• DATA:
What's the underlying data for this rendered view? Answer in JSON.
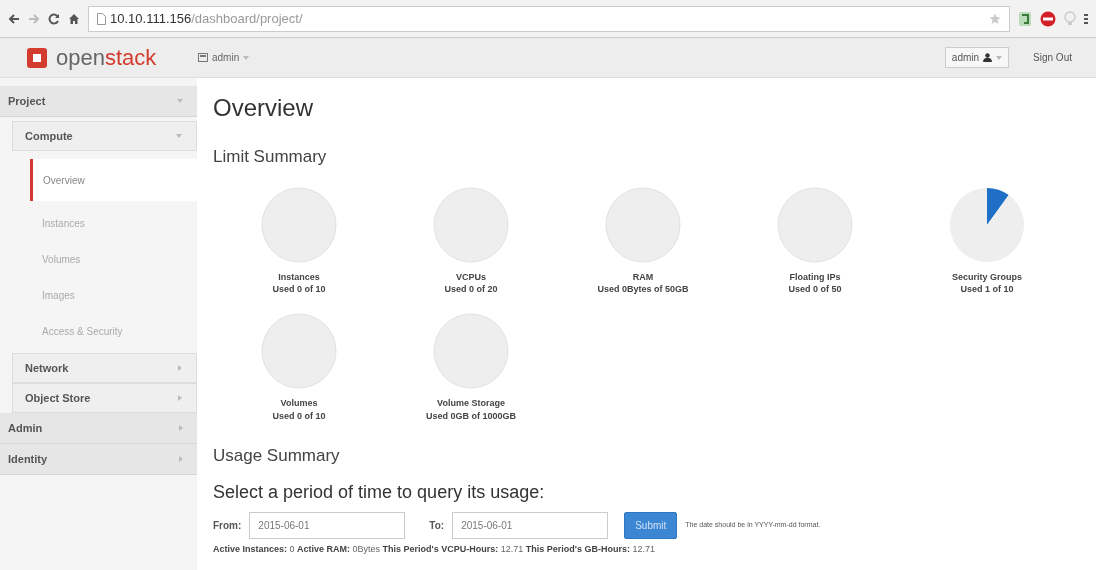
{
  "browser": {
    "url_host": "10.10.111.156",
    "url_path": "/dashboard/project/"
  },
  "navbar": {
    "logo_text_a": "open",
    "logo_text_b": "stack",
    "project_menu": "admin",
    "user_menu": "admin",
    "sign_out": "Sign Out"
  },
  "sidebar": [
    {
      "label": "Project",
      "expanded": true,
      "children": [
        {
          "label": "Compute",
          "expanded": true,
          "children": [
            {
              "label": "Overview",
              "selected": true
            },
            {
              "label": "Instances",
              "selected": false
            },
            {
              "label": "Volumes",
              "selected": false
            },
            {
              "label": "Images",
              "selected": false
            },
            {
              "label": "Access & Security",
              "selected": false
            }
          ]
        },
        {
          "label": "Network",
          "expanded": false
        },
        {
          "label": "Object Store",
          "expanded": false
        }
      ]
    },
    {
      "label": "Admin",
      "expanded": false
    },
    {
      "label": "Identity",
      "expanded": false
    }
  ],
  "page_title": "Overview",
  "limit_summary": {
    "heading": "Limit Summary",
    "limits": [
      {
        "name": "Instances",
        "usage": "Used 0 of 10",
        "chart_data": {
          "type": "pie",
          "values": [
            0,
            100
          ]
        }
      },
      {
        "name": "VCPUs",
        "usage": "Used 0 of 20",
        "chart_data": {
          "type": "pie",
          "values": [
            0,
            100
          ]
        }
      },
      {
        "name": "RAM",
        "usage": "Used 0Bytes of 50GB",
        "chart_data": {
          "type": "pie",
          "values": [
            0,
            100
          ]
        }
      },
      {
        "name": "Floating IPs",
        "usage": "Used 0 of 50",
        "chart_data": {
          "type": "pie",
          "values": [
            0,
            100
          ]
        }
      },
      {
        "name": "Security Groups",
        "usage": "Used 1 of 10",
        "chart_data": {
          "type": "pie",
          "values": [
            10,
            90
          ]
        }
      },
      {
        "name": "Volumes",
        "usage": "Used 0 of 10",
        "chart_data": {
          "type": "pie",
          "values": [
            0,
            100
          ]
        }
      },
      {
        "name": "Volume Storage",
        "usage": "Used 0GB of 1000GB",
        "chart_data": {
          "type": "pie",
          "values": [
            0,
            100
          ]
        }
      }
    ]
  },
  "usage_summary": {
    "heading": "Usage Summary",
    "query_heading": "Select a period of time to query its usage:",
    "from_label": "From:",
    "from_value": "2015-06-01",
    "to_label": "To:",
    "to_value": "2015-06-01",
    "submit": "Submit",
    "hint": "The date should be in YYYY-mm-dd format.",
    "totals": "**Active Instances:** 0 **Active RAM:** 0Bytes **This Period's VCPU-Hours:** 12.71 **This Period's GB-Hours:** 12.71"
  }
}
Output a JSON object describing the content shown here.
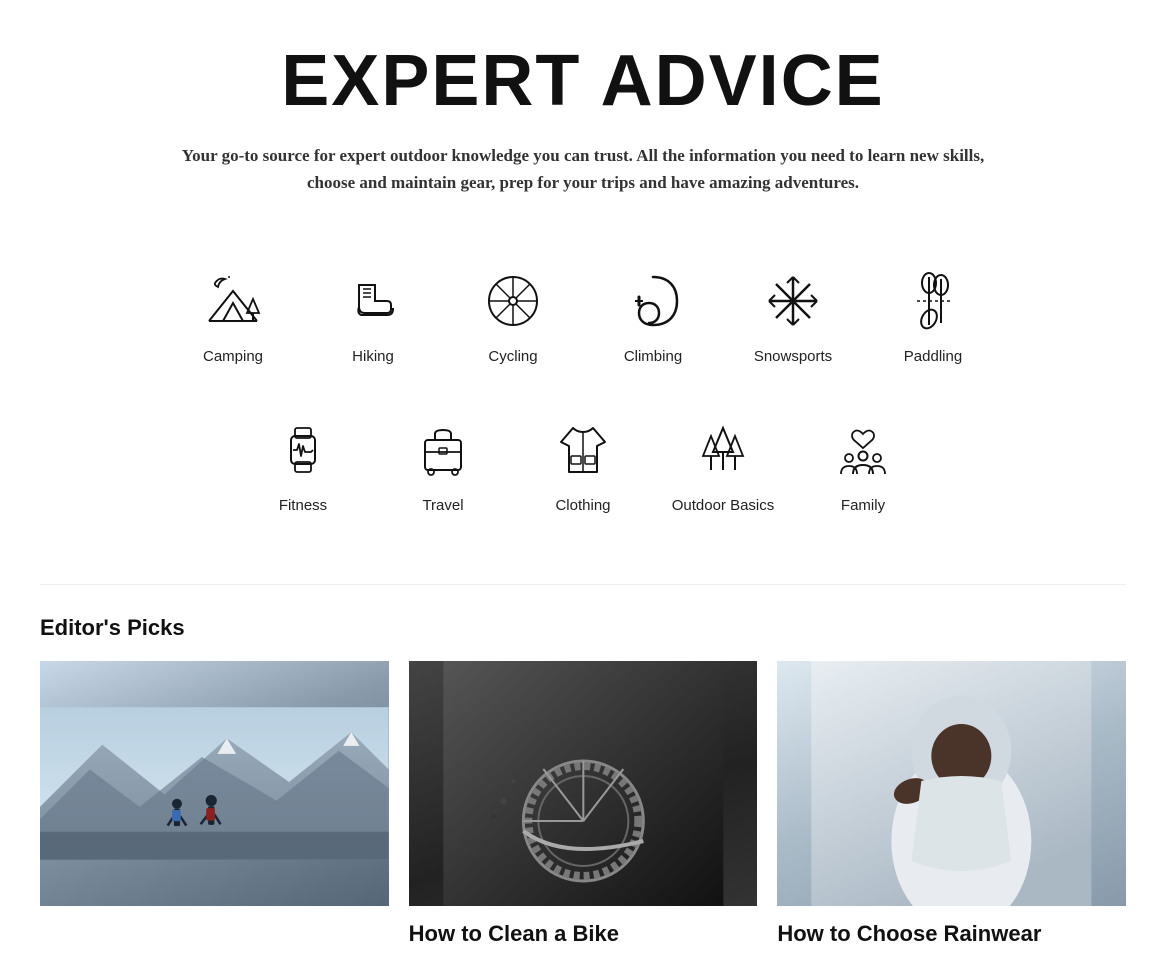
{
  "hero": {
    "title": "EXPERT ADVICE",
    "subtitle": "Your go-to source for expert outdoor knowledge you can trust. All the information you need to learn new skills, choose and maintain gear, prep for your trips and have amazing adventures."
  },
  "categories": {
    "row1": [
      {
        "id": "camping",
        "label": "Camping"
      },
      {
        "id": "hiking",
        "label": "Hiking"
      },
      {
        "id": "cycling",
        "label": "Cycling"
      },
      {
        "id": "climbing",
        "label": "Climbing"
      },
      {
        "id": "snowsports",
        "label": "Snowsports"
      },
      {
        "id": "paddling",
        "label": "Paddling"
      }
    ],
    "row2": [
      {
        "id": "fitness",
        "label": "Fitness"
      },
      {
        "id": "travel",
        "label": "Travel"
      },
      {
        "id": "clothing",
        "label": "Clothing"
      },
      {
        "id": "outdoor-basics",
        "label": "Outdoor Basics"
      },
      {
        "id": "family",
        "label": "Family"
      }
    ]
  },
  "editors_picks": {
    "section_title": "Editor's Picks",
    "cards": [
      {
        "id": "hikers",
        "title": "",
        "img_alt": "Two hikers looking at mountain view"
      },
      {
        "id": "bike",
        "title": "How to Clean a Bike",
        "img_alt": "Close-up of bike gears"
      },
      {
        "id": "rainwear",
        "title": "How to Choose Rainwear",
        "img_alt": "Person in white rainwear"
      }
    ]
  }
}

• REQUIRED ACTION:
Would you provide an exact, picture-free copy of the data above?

• PROBLEM SOLUTION:
What's the underlying data for this rendered view? Answer in JSON.
{
  "browser": {
    "url_host": "10.10.111.156",
    "url_path": "/dashboard/project/"
  },
  "navbar": {
    "logo_text_a": "open",
    "logo_text_b": "stack",
    "project_menu": "admin",
    "user_menu": "admin",
    "sign_out": "Sign Out"
  },
  "sidebar": [
    {
      "label": "Project",
      "expanded": true,
      "children": [
        {
          "label": "Compute",
          "expanded": true,
          "children": [
            {
              "label": "Overview",
              "selected": true
            },
            {
              "label": "Instances",
              "selected": false
            },
            {
              "label": "Volumes",
              "selected": false
            },
            {
              "label": "Images",
              "selected": false
            },
            {
              "label": "Access & Security",
              "selected": false
            }
          ]
        },
        {
          "label": "Network",
          "expanded": false
        },
        {
          "label": "Object Store",
          "expanded": false
        }
      ]
    },
    {
      "label": "Admin",
      "expanded": false
    },
    {
      "label": "Identity",
      "expanded": false
    }
  ],
  "page_title": "Overview",
  "limit_summary": {
    "heading": "Limit Summary",
    "limits": [
      {
        "name": "Instances",
        "usage": "Used 0 of 10",
        "chart_data": {
          "type": "pie",
          "values": [
            0,
            100
          ]
        }
      },
      {
        "name": "VCPUs",
        "usage": "Used 0 of 20",
        "chart_data": {
          "type": "pie",
          "values": [
            0,
            100
          ]
        }
      },
      {
        "name": "RAM",
        "usage": "Used 0Bytes of 50GB",
        "chart_data": {
          "type": "pie",
          "values": [
            0,
            100
          ]
        }
      },
      {
        "name": "Floating IPs",
        "usage": "Used 0 of 50",
        "chart_data": {
          "type": "pie",
          "values": [
            0,
            100
          ]
        }
      },
      {
        "name": "Security Groups",
        "usage": "Used 1 of 10",
        "chart_data": {
          "type": "pie",
          "values": [
            10,
            90
          ]
        }
      },
      {
        "name": "Volumes",
        "usage": "Used 0 of 10",
        "chart_data": {
          "type": "pie",
          "values": [
            0,
            100
          ]
        }
      },
      {
        "name": "Volume Storage",
        "usage": "Used 0GB of 1000GB",
        "chart_data": {
          "type": "pie",
          "values": [
            0,
            100
          ]
        }
      }
    ]
  },
  "usage_summary": {
    "heading": "Usage Summary",
    "query_heading": "Select a period of time to query its usage:",
    "from_label": "From:",
    "from_value": "2015-06-01",
    "to_label": "To:",
    "to_value": "2015-06-01",
    "submit": "Submit",
    "hint": "The date should be in YYYY-mm-dd format.",
    "totals": "**Active Instances:** 0 **Active RAM:** 0Bytes **This Period's VCPU-Hours:** 12.71 **This Period's GB-Hours:** 12.71"
  }
}
Output a JSON object describing the content shown here.
{
  "hero": {
    "title": "EXPERT ADVICE",
    "subtitle": "Your go-to source for expert outdoor knowledge you can trust. All the information you need to learn new skills, choose and maintain gear, prep for your trips and have amazing adventures."
  },
  "categories": {
    "row1": [
      {
        "id": "camping",
        "label": "Camping"
      },
      {
        "id": "hiking",
        "label": "Hiking"
      },
      {
        "id": "cycling",
        "label": "Cycling"
      },
      {
        "id": "climbing",
        "label": "Climbing"
      },
      {
        "id": "snowsports",
        "label": "Snowsports"
      },
      {
        "id": "paddling",
        "label": "Paddling"
      }
    ],
    "row2": [
      {
        "id": "fitness",
        "label": "Fitness"
      },
      {
        "id": "travel",
        "label": "Travel"
      },
      {
        "id": "clothing",
        "label": "Clothing"
      },
      {
        "id": "outdoor-basics",
        "label": "Outdoor Basics"
      },
      {
        "id": "family",
        "label": "Family"
      }
    ]
  },
  "editors_picks": {
    "section_title": "Editor's Picks",
    "cards": [
      {
        "id": "hikers",
        "title": "",
        "img_alt": "Two hikers looking at mountain view"
      },
      {
        "id": "bike",
        "title": "How to Clean a Bike",
        "img_alt": "Close-up of bike gears"
      },
      {
        "id": "rainwear",
        "title": "How to Choose Rainwear",
        "img_alt": "Person in white rainwear"
      }
    ]
  }
}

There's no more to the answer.